The Field Sobriety Test (FST) consists of three tasks that a police officer administers to a driver who is suspected of driving under the influence of alcohol. These guidelines are issued by the National Highway Traffic Safety Administration (NHTSA). According to defense attorneys in Houston, the tests include:
- HGN (Horizontal Gaze Nystagmus) – When a person is intoxicated, nystagmus is exaggerated. Nystagmus is the involuntary jerking of the eye as it gazes sideways. The officer asks the driver to follow a slow moving object from side to side and looks for signs of jerkiness or the inability to track the moving object.
- WAT (Walk and Turn) – A sober person typically has no difficulty following directions while performing simple physical tasks. The police officer directs a suspected drunk driver to take nine steps forward along a straight line walking heel to toe. Then he or she is instructed to turn around and repeat the process. A driver with impaired reflexes will typically use their arms to keep their balance, step off the line or take an incorrect number of steps.
- OLS (One Leg Stand) – The driver is ordered to stand on one foot while counting out loud until instructed to put the foot down.
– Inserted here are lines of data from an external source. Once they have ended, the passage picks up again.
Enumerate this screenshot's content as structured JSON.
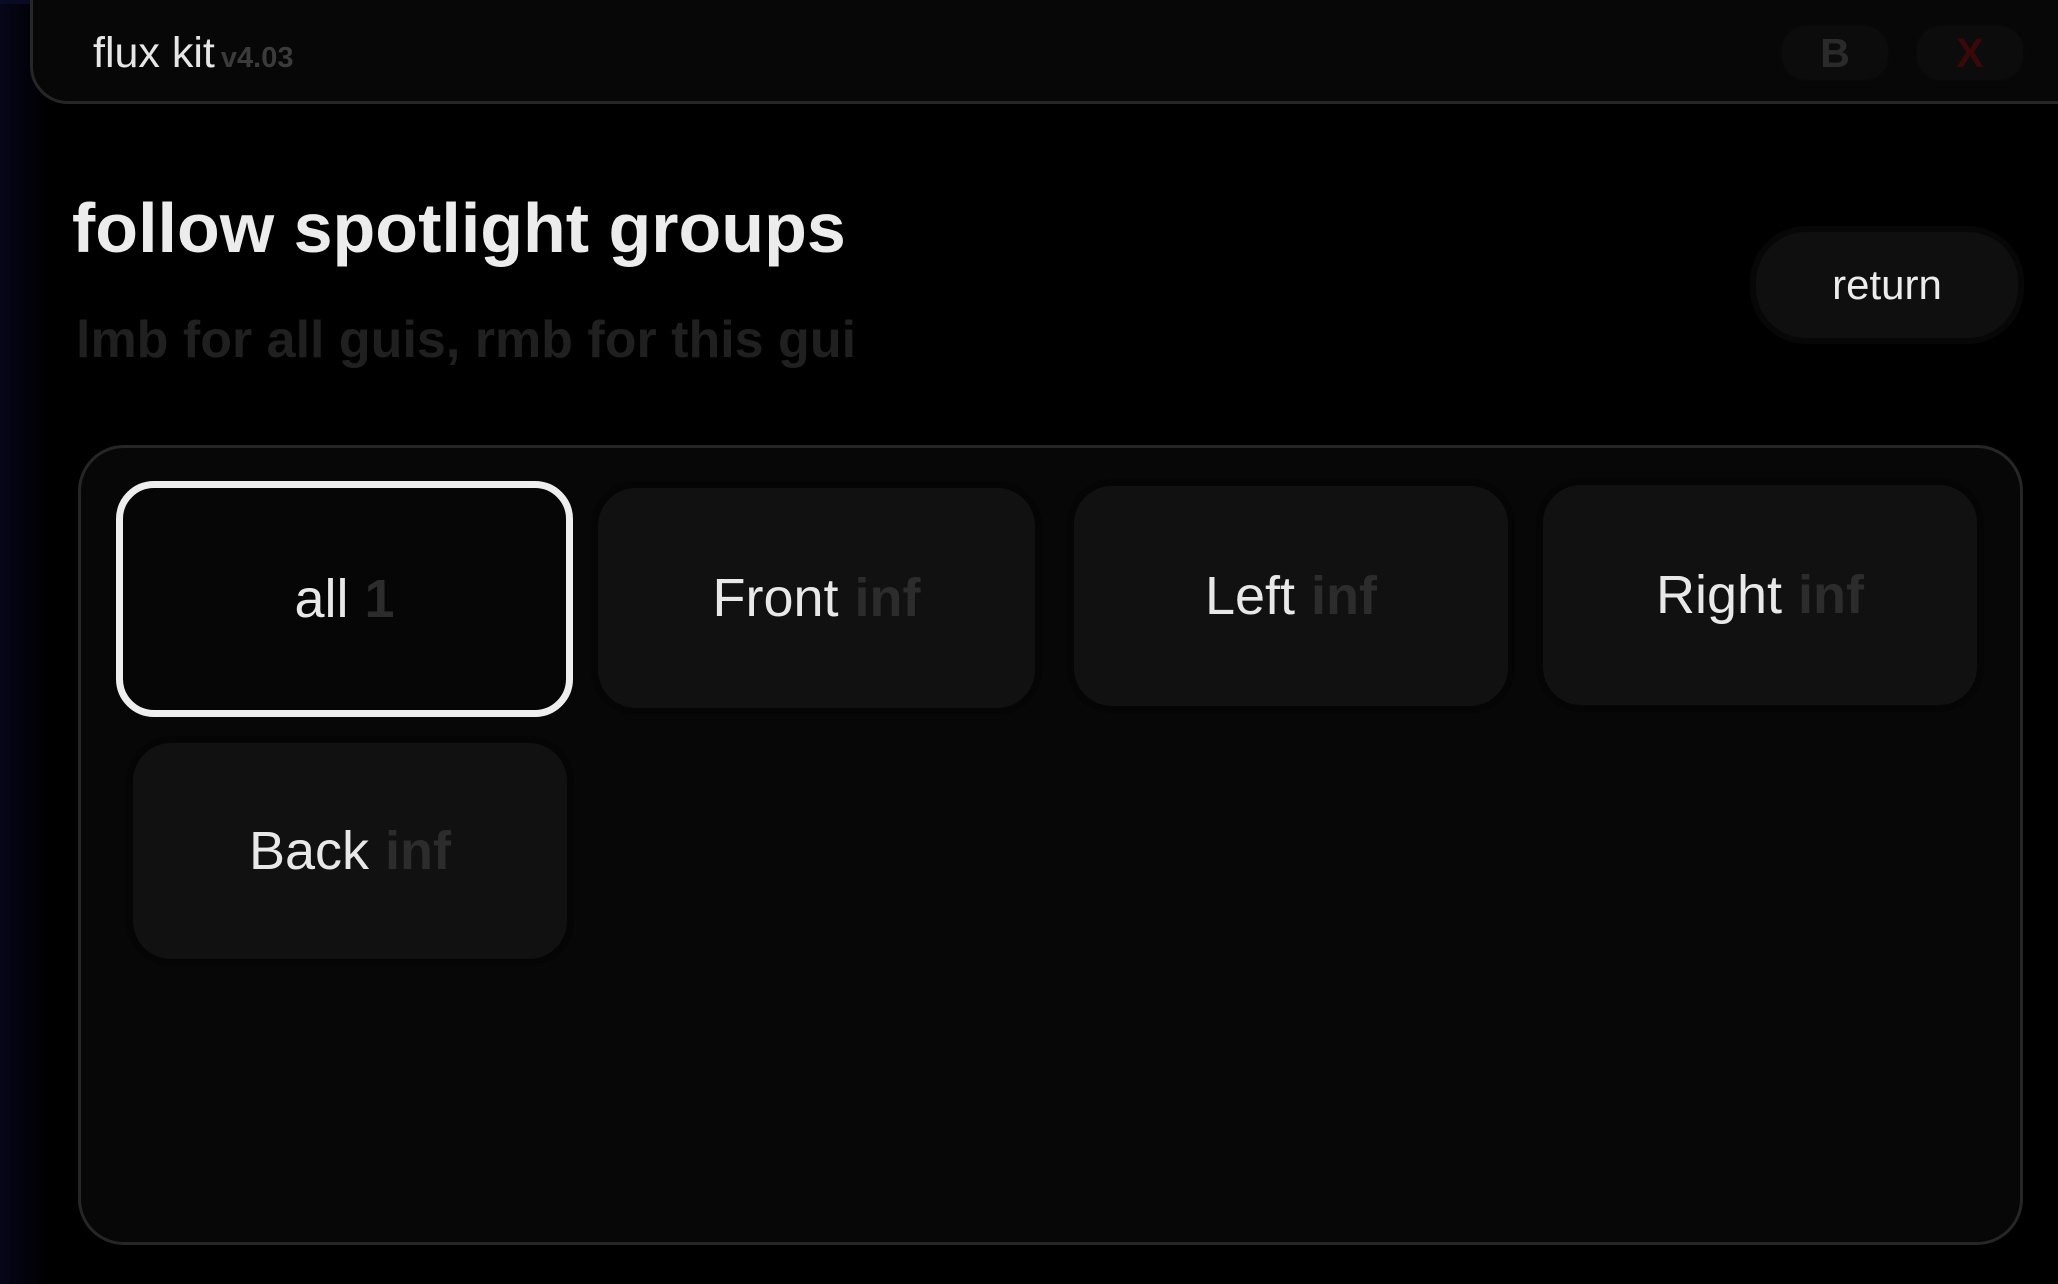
{
  "window": {
    "title": "flux kit",
    "version": "v4.03",
    "b_button": "B",
    "close_button": "X"
  },
  "page": {
    "title": "follow spotlight groups",
    "subtitle": "lmb for all guis, rmb for this gui",
    "return_label": "return"
  },
  "groups": [
    {
      "name": "all",
      "count": "1",
      "selected": true
    },
    {
      "name": "Front",
      "count": "inf",
      "selected": false
    },
    {
      "name": "Left",
      "count": "inf",
      "selected": false
    },
    {
      "name": "Right",
      "count": "inf",
      "selected": false
    },
    {
      "name": "Back",
      "count": "inf",
      "selected": false
    }
  ],
  "colors": {
    "background": "#000000",
    "panel_border": "#262626",
    "selected_border": "#eeeeee",
    "button_fill": "#111111",
    "muted_text": "#2c2c2c",
    "close_red": "#3a0808"
  }
}
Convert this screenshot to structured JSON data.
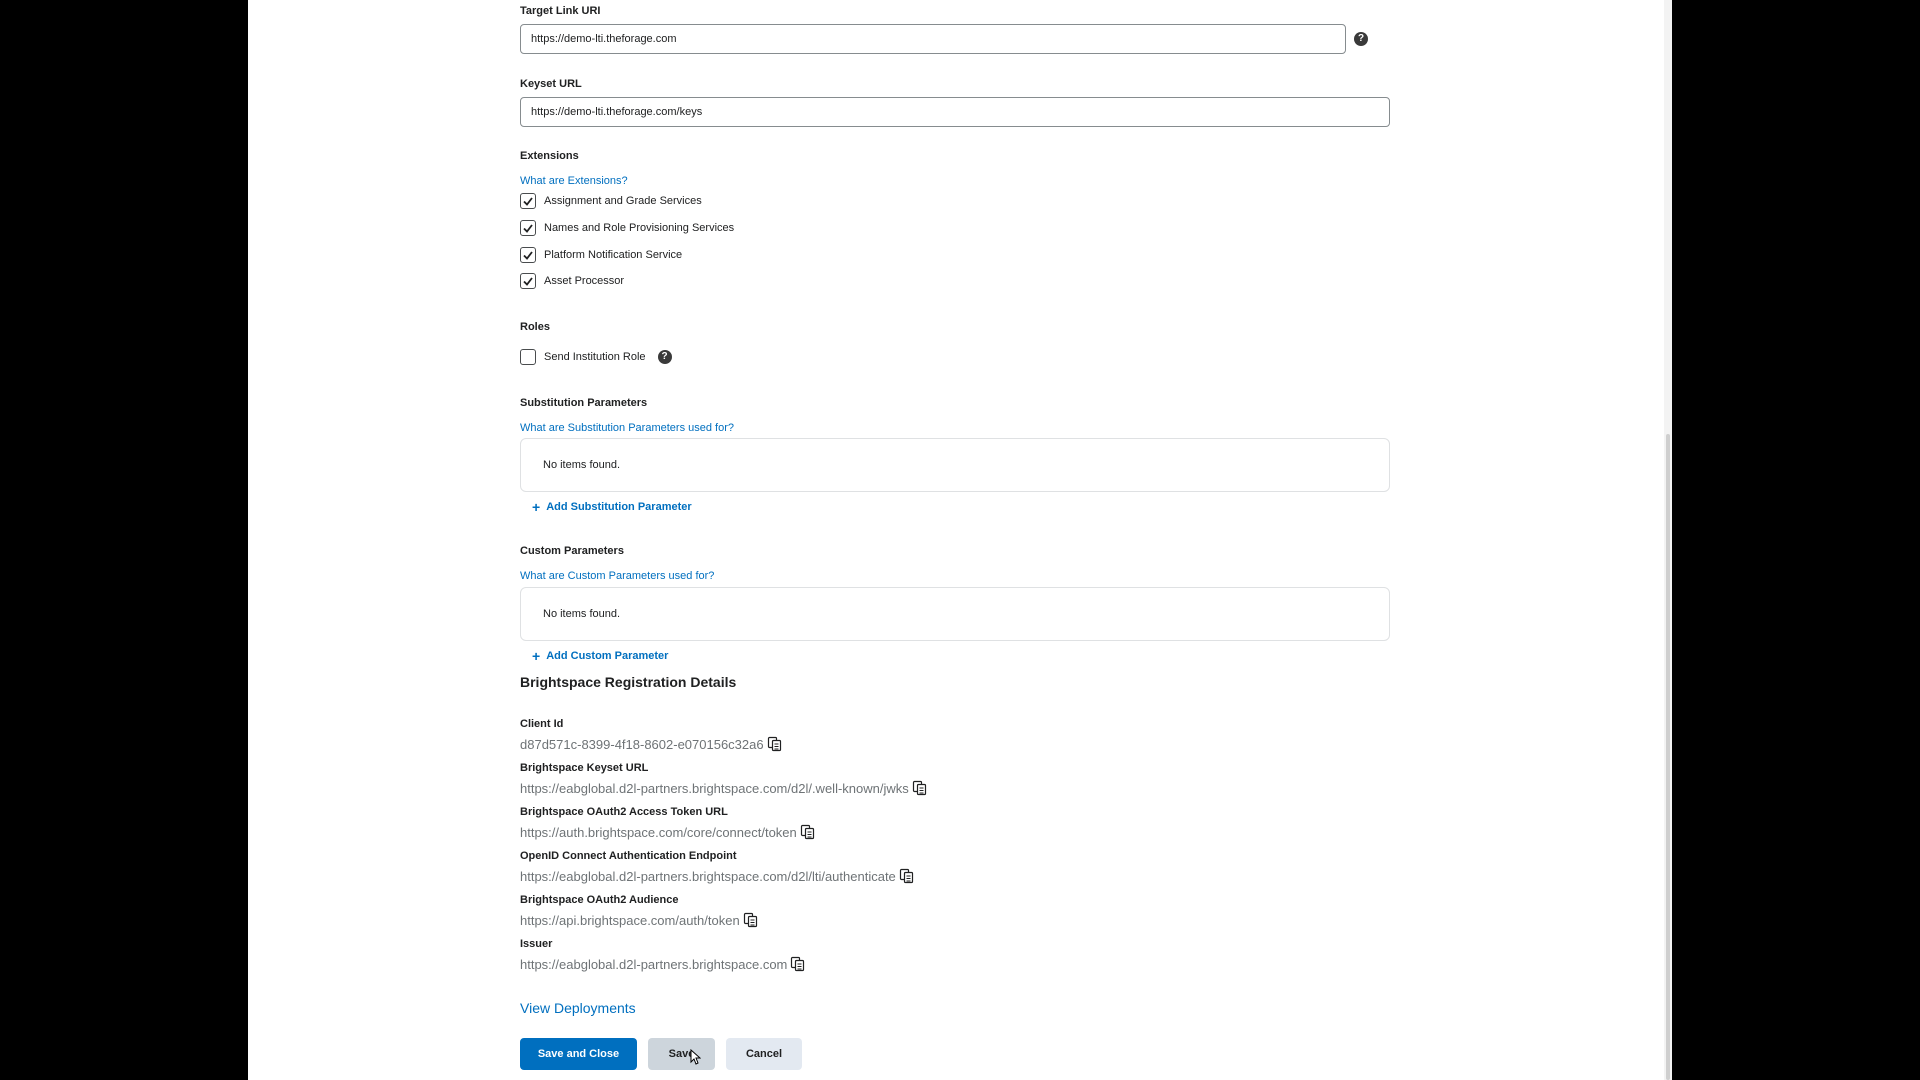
{
  "target_link": {
    "label": "Target Link URI",
    "value": "https://demo-lti.theforage.com"
  },
  "keyset": {
    "label": "Keyset URL",
    "value": "https://demo-lti.theforage.com/keys"
  },
  "extensions": {
    "label": "Extensions",
    "help_link": "What are Extensions?",
    "items": [
      {
        "label": "Assignment and Grade Services",
        "checked": true
      },
      {
        "label": "Names and Role Provisioning Services",
        "checked": true
      },
      {
        "label": "Platform Notification Service",
        "checked": true
      },
      {
        "label": "Asset Processor",
        "checked": true
      }
    ]
  },
  "roles": {
    "label": "Roles",
    "send_institution_role": "Send Institution Role",
    "checked": false
  },
  "substitution": {
    "label": "Substitution Parameters",
    "help_link": "What are Substitution Parameters used for?",
    "empty": "No items found.",
    "add": "Add Substitution Parameter"
  },
  "custom": {
    "label": "Custom Parameters",
    "help_link": "What are Custom Parameters used for?",
    "empty": "No items found.",
    "add": "Add Custom Parameter"
  },
  "registration": {
    "heading": "Brightspace Registration Details",
    "fields": [
      {
        "label": "Client Id",
        "value": "d87d571c-8399-4f18-8602-e070156c32a6"
      },
      {
        "label": "Brightspace Keyset URL",
        "value": "https://eabglobal.d2l-partners.brightspace.com/d2l/.well-known/jwks"
      },
      {
        "label": "Brightspace OAuth2 Access Token URL",
        "value": "https://auth.brightspace.com/core/connect/token"
      },
      {
        "label": "OpenID Connect Authentication Endpoint",
        "value": "https://eabglobal.d2l-partners.brightspace.com/d2l/lti/authenticate"
      },
      {
        "label": "Brightspace OAuth2 Audience",
        "value": "https://api.brightspace.com/auth/token"
      },
      {
        "label": "Issuer",
        "value": "https://eabglobal.d2l-partners.brightspace.com"
      }
    ]
  },
  "view_deployments": "View Deployments",
  "buttons": {
    "save_close": "Save and Close",
    "save": "Save",
    "cancel": "Cancel"
  },
  "colors": {
    "primary": "#006fbf",
    "link": "#006fbf",
    "secondary_bg": "#e3e9f1",
    "muted_text": "#6e7376"
  }
}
Officers look for drivers who are unable to maintain their balance.
Challenging the Field Sobriety Test
There are a number of ways an experienced DWI lawyer can counter field sobriety test results in court. He or she can challenge the accuracy of the test itself, or question the way the tests were administered by the police officer.
There are also instances when a driver’s physical condition may affect the results of a field sobriety test even if the officer thinks he had conducted them properly. For example, someone with an inner ear infection may temporarily have an impaired sense of balance. It would be very easy for this person to fail the OLS portion of the test (which tests for balance) and be judged to be intoxicated. Someone with a neurological impairment can easily fail the HGN test, while a person with a muscular disorder may not be able to walk heel to toe on a straight line and thus fail the WAT portion of the test. Another factor affecting the WAT test is an uneven or gravel road surface or that the person took the test in high heels making balancing difficult.
Fight the unfair results of a DWI Field Sobriety Test Now
Trichter & LeGrand is one of the most experienced DWI attorneys in Houston. Contact us as soon as you can if you are facing a DUI charge. Our expertise in this field is your best guarantee of fair representation and a just hearing. As a noted Houston criminal law firm practicing DUI cases, we can help you fight an unfounded or erroneous DWI charge by challenging the results of your FST.